The first step in the nutritional management of diet-triggered headaches is eating a well-balanced diet. It is especially important to eat three meals a day with a snack at night or 6 small meals spread through out the day. You should include a good protein source at each meal/snack (i.e. milk, meat, fish) and should avoid eating high sugar foods by themselves, especially when excessively hungry. These actions will help to prevent the "hunger headache."
If you are taking an MAOI drug (i.e Nardil, Parmate) you need to follow a low-tyramine diet.
I am a 32-year-old woman and I have suffered with migraines for as long as I can remember. My mother and grandmother were both forced to live with migraines too, so I feel it is hereditary. I’ve seen countless doctors and taken numerous medications, both daily to help prevent and during the onset of the beast, but none have helped me as much as one little book did, though it wasn’t just the book – it was my decision to change that really made the difference.
Tyramine is produced in foods from the natural breakdown of the amino acid tyrosine. Tyramine is not added to foods.

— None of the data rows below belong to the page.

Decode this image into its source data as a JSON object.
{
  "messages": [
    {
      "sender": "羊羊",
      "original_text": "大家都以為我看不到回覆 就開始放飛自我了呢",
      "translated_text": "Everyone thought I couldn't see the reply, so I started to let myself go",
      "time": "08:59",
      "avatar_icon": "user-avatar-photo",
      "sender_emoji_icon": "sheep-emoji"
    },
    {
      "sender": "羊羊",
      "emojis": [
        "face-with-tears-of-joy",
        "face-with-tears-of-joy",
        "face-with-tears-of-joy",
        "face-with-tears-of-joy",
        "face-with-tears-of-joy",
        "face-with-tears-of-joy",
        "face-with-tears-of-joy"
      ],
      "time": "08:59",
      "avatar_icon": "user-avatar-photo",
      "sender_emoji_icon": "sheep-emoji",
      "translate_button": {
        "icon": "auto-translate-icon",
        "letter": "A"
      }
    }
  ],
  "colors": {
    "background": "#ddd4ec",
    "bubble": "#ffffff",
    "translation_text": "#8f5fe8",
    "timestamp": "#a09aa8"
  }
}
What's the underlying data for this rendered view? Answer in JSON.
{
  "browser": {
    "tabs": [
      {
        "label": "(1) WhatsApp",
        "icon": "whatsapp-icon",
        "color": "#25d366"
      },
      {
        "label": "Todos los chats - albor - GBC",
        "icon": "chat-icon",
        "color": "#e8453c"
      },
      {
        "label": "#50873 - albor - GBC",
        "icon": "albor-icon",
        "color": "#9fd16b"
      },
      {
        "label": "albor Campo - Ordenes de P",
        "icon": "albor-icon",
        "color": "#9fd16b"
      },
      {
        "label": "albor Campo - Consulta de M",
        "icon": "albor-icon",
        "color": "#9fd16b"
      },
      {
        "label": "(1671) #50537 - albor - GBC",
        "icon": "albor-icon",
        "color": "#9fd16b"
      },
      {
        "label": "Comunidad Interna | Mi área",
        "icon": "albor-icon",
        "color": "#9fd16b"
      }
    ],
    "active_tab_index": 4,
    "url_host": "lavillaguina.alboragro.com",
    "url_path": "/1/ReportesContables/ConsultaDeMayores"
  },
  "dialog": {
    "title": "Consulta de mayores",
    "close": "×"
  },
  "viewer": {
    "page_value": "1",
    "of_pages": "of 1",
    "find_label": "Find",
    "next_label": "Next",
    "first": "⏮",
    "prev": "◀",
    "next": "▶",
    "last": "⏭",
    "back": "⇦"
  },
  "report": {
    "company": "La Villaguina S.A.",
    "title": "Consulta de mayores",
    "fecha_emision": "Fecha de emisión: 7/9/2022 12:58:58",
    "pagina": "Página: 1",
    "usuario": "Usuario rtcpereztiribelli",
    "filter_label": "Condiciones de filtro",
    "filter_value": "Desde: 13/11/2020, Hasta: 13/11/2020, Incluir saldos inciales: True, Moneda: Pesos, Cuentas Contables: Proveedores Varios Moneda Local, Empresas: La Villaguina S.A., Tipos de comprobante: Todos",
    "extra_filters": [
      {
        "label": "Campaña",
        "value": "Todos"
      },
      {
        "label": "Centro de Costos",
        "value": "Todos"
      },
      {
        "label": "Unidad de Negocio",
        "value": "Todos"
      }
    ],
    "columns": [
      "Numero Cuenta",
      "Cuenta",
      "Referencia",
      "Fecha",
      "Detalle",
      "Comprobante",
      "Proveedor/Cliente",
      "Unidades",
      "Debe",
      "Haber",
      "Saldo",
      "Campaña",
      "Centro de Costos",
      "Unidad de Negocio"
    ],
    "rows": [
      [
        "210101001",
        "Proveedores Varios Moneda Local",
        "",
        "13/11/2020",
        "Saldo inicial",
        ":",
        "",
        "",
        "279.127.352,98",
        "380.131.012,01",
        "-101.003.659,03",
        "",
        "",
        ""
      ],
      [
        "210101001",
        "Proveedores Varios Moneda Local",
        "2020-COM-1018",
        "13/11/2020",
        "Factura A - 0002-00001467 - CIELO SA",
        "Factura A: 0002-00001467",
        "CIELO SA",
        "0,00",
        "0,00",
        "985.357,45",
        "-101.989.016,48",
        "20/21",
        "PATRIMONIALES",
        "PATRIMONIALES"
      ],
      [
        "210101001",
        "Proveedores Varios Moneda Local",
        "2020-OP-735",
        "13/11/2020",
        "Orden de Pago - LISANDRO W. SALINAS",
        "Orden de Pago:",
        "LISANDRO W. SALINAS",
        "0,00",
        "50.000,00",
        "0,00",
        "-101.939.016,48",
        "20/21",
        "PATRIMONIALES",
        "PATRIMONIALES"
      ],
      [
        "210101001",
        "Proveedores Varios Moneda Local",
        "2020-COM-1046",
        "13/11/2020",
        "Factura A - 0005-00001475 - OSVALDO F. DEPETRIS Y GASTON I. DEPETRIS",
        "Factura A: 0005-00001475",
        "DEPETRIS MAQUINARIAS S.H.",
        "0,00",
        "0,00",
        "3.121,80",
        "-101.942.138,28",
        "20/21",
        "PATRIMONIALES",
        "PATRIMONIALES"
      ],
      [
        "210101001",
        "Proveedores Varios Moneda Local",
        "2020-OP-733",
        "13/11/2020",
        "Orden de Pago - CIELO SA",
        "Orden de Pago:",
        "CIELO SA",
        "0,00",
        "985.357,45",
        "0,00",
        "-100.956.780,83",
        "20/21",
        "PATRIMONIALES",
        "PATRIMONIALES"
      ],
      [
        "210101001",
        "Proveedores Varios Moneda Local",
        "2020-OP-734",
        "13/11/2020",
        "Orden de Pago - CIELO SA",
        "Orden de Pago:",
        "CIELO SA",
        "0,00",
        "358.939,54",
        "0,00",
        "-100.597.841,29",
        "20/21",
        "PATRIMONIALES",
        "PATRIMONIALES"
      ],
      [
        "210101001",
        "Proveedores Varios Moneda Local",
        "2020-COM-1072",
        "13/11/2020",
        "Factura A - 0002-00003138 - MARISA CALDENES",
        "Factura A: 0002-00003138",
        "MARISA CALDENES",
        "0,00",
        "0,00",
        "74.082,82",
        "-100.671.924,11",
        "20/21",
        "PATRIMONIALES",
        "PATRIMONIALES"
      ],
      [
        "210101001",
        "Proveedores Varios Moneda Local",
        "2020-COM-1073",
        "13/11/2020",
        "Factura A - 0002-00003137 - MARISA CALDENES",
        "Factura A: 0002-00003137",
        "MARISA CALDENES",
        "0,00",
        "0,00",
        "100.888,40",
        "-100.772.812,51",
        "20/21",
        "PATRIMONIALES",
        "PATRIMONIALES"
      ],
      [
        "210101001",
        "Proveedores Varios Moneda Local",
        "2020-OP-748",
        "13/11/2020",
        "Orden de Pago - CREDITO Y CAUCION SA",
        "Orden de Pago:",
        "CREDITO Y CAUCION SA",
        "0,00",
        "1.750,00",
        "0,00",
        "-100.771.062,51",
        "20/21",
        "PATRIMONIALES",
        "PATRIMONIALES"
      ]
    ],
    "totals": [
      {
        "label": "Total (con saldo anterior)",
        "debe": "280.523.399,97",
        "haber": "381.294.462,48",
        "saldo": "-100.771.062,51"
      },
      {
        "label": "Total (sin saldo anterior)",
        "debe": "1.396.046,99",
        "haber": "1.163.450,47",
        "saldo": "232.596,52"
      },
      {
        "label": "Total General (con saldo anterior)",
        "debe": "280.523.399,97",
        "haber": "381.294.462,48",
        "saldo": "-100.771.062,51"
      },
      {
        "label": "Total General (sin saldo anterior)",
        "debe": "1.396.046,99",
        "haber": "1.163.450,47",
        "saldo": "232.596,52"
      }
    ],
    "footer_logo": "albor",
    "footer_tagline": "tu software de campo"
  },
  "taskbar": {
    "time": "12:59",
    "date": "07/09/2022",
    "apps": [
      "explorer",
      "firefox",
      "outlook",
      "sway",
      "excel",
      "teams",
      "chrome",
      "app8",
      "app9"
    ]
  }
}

Tyramine levels increase in foods when they are aged, fermented, stored for long periods of time, or are not fresh.